BEIJING (Reuters) - China’s cabinet will relax requirements for fixed-asset investments, including lowering minimum capital requirements, a statement published on its website said on Tuesday, as the economy showed further signs of weakness.
China would also establish a 60-billion-yuan ($9.4-billion) national small- and medium-enterprise development fund, it said.
The move comes as China’s economy sputters after decades of double-digit growth and stock markets remain volatile after routs this summer.
Also on Tuesday, weak August factory data added to investors’ fears that the world’s second-largest economy may be lurching towards a hard landing.
China will cut minimum capital ratio requirements for airports, ports, and coastal and water transport from to 25 percent from 30 percent, the cabinet said. Requirements for railways, highways and urban rail will drop to 20 percent from 25 percent. Corn deep processing requirements will fall to 20 percent from 30 percent.
Industries with excess capacity, such as steel, cement, electrolytic aluminium and coke, will continue to stick to existing requirements of 30 percent to 40 percent, it said.

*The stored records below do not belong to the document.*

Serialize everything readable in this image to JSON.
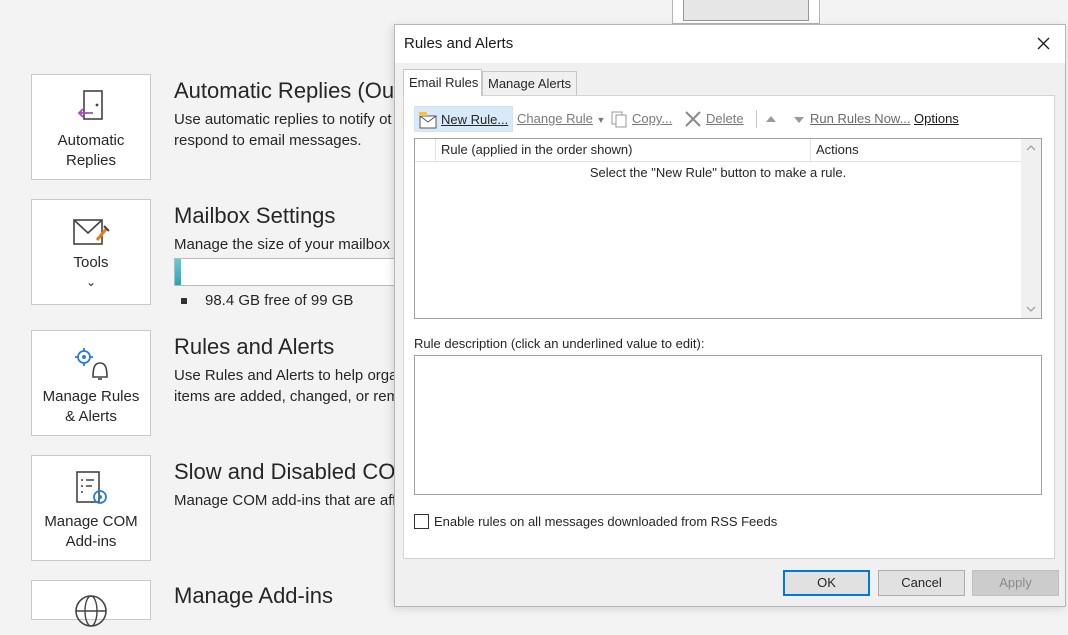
{
  "backstage": {
    "tiles": [
      {
        "label": "Automatic\nReplies",
        "icon": "automatic-replies-icon"
      },
      {
        "label": "Tools",
        "icon": "mail-tools-icon"
      },
      {
        "label": "Manage Rules\n& Alerts",
        "icon": "rules-alerts-icon"
      },
      {
        "label": "Manage COM\nAdd-ins",
        "icon": "com-addins-icon"
      },
      {
        "label": "",
        "icon": "globe-icon"
      }
    ],
    "sections": [
      {
        "title": "Automatic Replies (Out",
        "desc": "Use automatic replies to notify ot\nrespond to email messages."
      },
      {
        "title": "Mailbox Settings",
        "desc": "Manage the size of your mailbox"
      },
      {
        "title": "Rules and Alerts",
        "desc": "Use Rules and Alerts to help orga\nitems are added, changed, or rem"
      },
      {
        "title": "Slow and Disabled CON",
        "desc": "Manage COM add-ins that are aff"
      },
      {
        "title": "Manage Add-ins",
        "desc": ""
      }
    ],
    "mailbox": {
      "free_text": "98.4 GB free of 99 GB",
      "used_fraction": 0.006
    }
  },
  "dialog": {
    "title": "Rules and Alerts",
    "tabs": [
      "Email Rules",
      "Manage Alerts"
    ],
    "toolbar": {
      "new_rule": "New Rule...",
      "change_rule": "Change Rule",
      "copy": "Copy...",
      "delete": "Delete",
      "run_rules_now": "Run Rules Now...",
      "options": "Options"
    },
    "columns": [
      "Rule (applied in the order shown)",
      "Actions"
    ],
    "empty_message": "Select the \"New Rule\" button to make a rule.",
    "description_label": "Rule description (click an underlined value to edit):",
    "rss_checkbox": "Enable rules on all messages downloaded from RSS Feeds",
    "buttons": {
      "ok": "OK",
      "cancel": "Cancel",
      "apply": "Apply"
    }
  },
  "colors": {
    "accent": "#0078d7",
    "quota_fill": "#2aa3b6",
    "selected_toolbar": "#d8eafa"
  }
}
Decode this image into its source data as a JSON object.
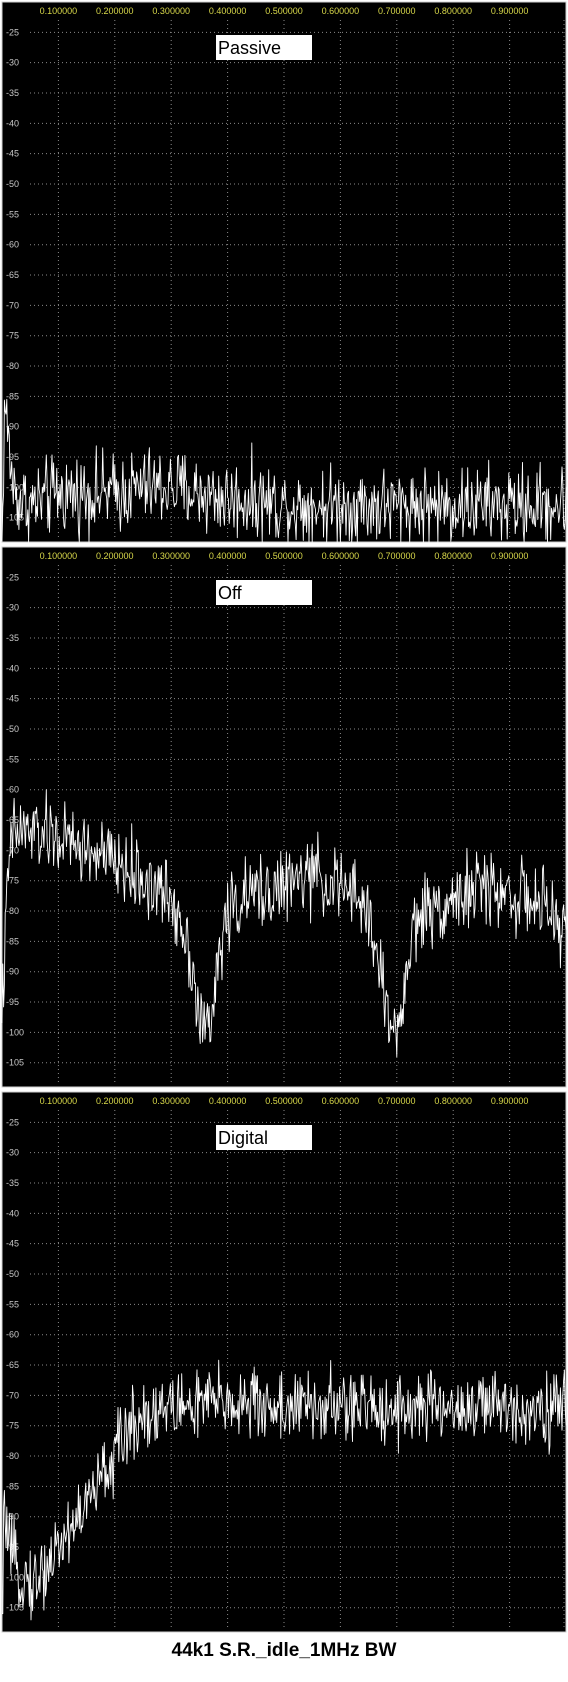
{
  "caption": "44k1 S.R._idle_1MHz BW",
  "colors": {
    "background": "#000000",
    "grid": "#8a8a8a",
    "trace": "#ffffff",
    "x_tick_text": "#d8d84a",
    "y_tick_text": "#c8c8c8",
    "label_box": "#ffffff"
  },
  "chart_data": [
    {
      "type": "line",
      "title": "Passive",
      "x_ticks": [
        "0.100000",
        "0.200000",
        "0.300000",
        "0.400000",
        "0.500000",
        "0.600000",
        "0.700000",
        "0.800000",
        "0.900000"
      ],
      "y_ticks": [
        "-25",
        "-30",
        "-35",
        "-40",
        "-45",
        "-50",
        "-55",
        "-60",
        "-65",
        "-70",
        "-75",
        "-80",
        "-85",
        "-90",
        "-95",
        "-100",
        "-105"
      ],
      "xlim": [
        0,
        1.0
      ],
      "ylim": [
        -109,
        -20
      ],
      "grid": true,
      "series": [
        {
          "x": [
            0.0,
            0.005,
            0.01,
            0.015,
            0.02,
            0.03,
            0.05,
            0.1,
            0.15,
            0.2,
            0.25,
            0.3,
            0.35,
            0.4,
            0.45,
            0.5,
            0.6,
            0.7,
            0.8,
            0.9,
            1.0
          ],
          "y": [
            -110,
            -85,
            -91,
            -96,
            -100,
            -102,
            -103,
            -101,
            -101,
            -101,
            -100,
            -100,
            -101,
            -102,
            -102,
            -103,
            -103,
            -103,
            -103,
            -103,
            -103
          ],
          "noise": 3.2
        }
      ]
    },
    {
      "type": "line",
      "title": "Off",
      "x_ticks": [
        "0.100000",
        "0.200000",
        "0.300000",
        "0.400000",
        "0.500000",
        "0.600000",
        "0.700000",
        "0.800000",
        "0.900000"
      ],
      "y_ticks": [
        "-25",
        "-30",
        "-35",
        "-40",
        "-45",
        "-50",
        "-55",
        "-60",
        "-65",
        "-70",
        "-75",
        "-80",
        "-85",
        "-90",
        "-95",
        "-100",
        "-105"
      ],
      "xlim": [
        0,
        1.0
      ],
      "ylim": [
        -109,
        -20
      ],
      "grid": true,
      "series": [
        {
          "x": [
            0.0,
            0.005,
            0.01,
            0.015,
            0.02,
            0.05,
            0.1,
            0.15,
            0.2,
            0.25,
            0.3,
            0.32,
            0.34,
            0.35,
            0.37,
            0.38,
            0.4,
            0.45,
            0.5,
            0.55,
            0.6,
            0.65,
            0.66,
            0.68,
            0.69,
            0.7,
            0.72,
            0.73,
            0.75,
            0.8,
            0.85,
            0.9,
            0.95,
            1.0
          ],
          "y": [
            -95,
            -88,
            -75,
            -70,
            -67,
            -67,
            -68,
            -70,
            -72,
            -75,
            -78,
            -82,
            -90,
            -98,
            -100,
            -90,
            -80,
            -77,
            -76,
            -74,
            -76,
            -80,
            -85,
            -95,
            -99,
            -100,
            -90,
            -82,
            -80,
            -78,
            -76,
            -77,
            -79,
            -83
          ],
          "noise": 3.0
        }
      ]
    },
    {
      "type": "line",
      "title": "Digital",
      "x_ticks": [
        "0.100000",
        "0.200000",
        "0.300000",
        "0.400000",
        "0.500000",
        "0.600000",
        "0.700000",
        "0.800000",
        "0.900000"
      ],
      "y_ticks": [
        "-25",
        "-30",
        "-35",
        "-40",
        "-45",
        "-50",
        "-55",
        "-60",
        "-65",
        "-70",
        "-75",
        "-80",
        "-85",
        "-90",
        "-95",
        "-100",
        "-105"
      ],
      "xlim": [
        0,
        1.0
      ],
      "ylim": [
        -109,
        -20
      ],
      "grid": true,
      "series": [
        {
          "x": [
            0.0,
            0.005,
            0.01,
            0.02,
            0.04,
            0.06,
            0.08,
            0.1,
            0.12,
            0.15,
            0.18,
            0.2,
            0.22,
            0.25,
            0.3,
            0.4,
            0.5,
            0.6,
            0.7,
            0.8,
            0.9,
            1.0
          ],
          "y": [
            -110,
            -85,
            -95,
            -98,
            -100,
            -101,
            -98,
            -95,
            -92,
            -88,
            -83,
            -80,
            -76,
            -73,
            -72,
            -71,
            -72,
            -72,
            -72,
            -72,
            -72,
            -72
          ],
          "noise": 3.0
        }
      ]
    }
  ]
}
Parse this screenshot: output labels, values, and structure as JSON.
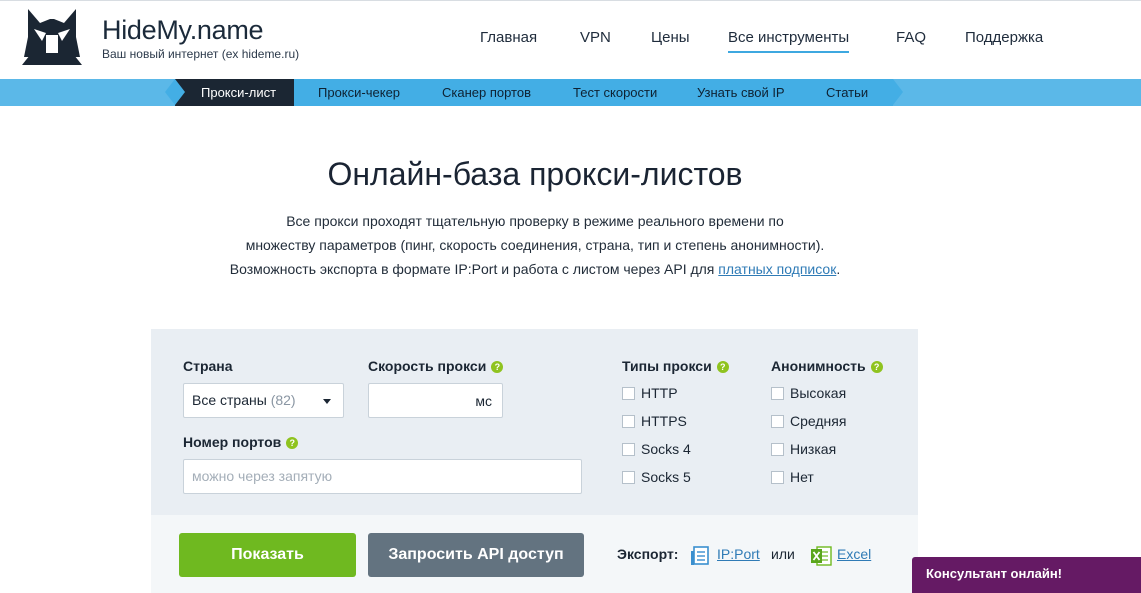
{
  "header": {
    "logo_name": "HideMy.name",
    "logo_tagline": "Ваш новый интернет (ex hideme.ru)",
    "nav": [
      {
        "label": "Главная"
      },
      {
        "label": "VPN"
      },
      {
        "label": "Цены"
      },
      {
        "label": "Все инструменты",
        "active": true
      },
      {
        "label": "FAQ"
      },
      {
        "label": "Поддержка"
      }
    ]
  },
  "subnav": [
    {
      "label": "Прокси-лист",
      "active": true
    },
    {
      "label": "Прокси-чекер"
    },
    {
      "label": "Сканер портов"
    },
    {
      "label": "Тест скорости"
    },
    {
      "label": "Узнать свой IP"
    },
    {
      "label": "Статьи"
    }
  ],
  "hero": {
    "title": "Онлайн-база прокси-листов",
    "desc_line1": "Все прокси проходят тщательную проверку в режиме реального времени по",
    "desc_line2": "множеству параметров (пинг, скорость соединения, страна, тип и степень анонимности).",
    "desc_line3_prefix": "Возможность экспорта в формате IP:Port и работа с листом через API для ",
    "desc_link": "платных подписок",
    "desc_line3_suffix": "."
  },
  "filters": {
    "country_label": "Страна",
    "country_value": "Все страны",
    "country_count": "(82)",
    "speed_label": "Скорость прокси",
    "speed_unit": "мс",
    "ports_label": "Номер портов",
    "ports_placeholder": "можно через запятую",
    "types_label": "Типы прокси",
    "types": [
      "HTTP",
      "HTTPS",
      "Socks 4",
      "Socks 5"
    ],
    "anon_label": "Анонимность",
    "anon": [
      "Высокая",
      "Средняя",
      "Низкая",
      "Нет"
    ]
  },
  "actions": {
    "show_label": "Показать",
    "api_label": "Запросить API доступ",
    "export_label": "Экспорт:",
    "ipport_label": "IP:Port",
    "or_label": "или",
    "excel_label": "Excel"
  },
  "consultant": {
    "label": "Консультант онлайн!"
  },
  "colors": {
    "accent_blue": "#43aee5",
    "show_button": "#6fb920",
    "api_button": "#637380",
    "consultant": "#651a64",
    "help_badge": "#8fc31f"
  }
}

Despite Beijing’s efforts to encourage a shift towards a consumption-driven economy, the country still depends on investment to spur growth, and this has been faltering.
An official at China’s top economic planner on Tuesday conceded that financing for some deals had not materialised and that the government was trying to tackle the problems, when asked if an anti-graft campaign had slowed some investment projects.
The new SME fund could help counter reluctance from China’s commercial banks to lend to those companies, whose financing difficulties directly affect employment.
Reporting by Nicholas Heath, Paul Carsten and Koh Gui Qing; Editing by Nick Macfie and Clarence Fernandez